Your assignment:
From first line to last, output the records below exactly.

Stored items from a collection:
──────────
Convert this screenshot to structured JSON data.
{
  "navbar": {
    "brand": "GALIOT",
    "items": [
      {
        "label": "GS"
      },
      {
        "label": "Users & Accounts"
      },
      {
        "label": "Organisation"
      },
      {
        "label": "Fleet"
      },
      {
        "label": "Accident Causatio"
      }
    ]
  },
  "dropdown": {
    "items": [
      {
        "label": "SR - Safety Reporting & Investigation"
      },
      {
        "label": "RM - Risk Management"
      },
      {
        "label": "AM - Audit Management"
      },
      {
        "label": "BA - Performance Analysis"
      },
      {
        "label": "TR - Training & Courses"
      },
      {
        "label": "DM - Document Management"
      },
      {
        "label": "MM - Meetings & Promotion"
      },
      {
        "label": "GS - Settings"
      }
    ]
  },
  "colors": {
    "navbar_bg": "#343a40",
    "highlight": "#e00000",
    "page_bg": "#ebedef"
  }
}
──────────
Output below:
Convert this screenshot to structured JSON data.
{
  "navbar": {
    "brand": "GALIOT",
    "items": [
      {
        "label": "GS"
      },
      {
        "label": "Users & Accounts"
      },
      {
        "label": "Organisation"
      },
      {
        "label": "Fleet"
      },
      {
        "label": "Accident Causatio"
      }
    ]
  },
  "dropdown": {
    "items": [
      {
        "label": "SR - Safety Reporting & Investigation"
      },
      {
        "label": "RM - Risk Management"
      },
      {
        "label": "AM - Audit Management"
      },
      {
        "label": "BA - Performance Analysis"
      },
      {
        "label": "TR - Training & Courses"
      },
      {
        "label": "DM - Document Management"
      },
      {
        "label": "MM - Meetings & Promotion"
      },
      {
        "label": "GS - Settings"
      }
    ]
  },
  "colors": {
    "navbar_bg": "#343a40",
    "highlight": "#e00000",
    "page_bg": "#ebedef"
  }
}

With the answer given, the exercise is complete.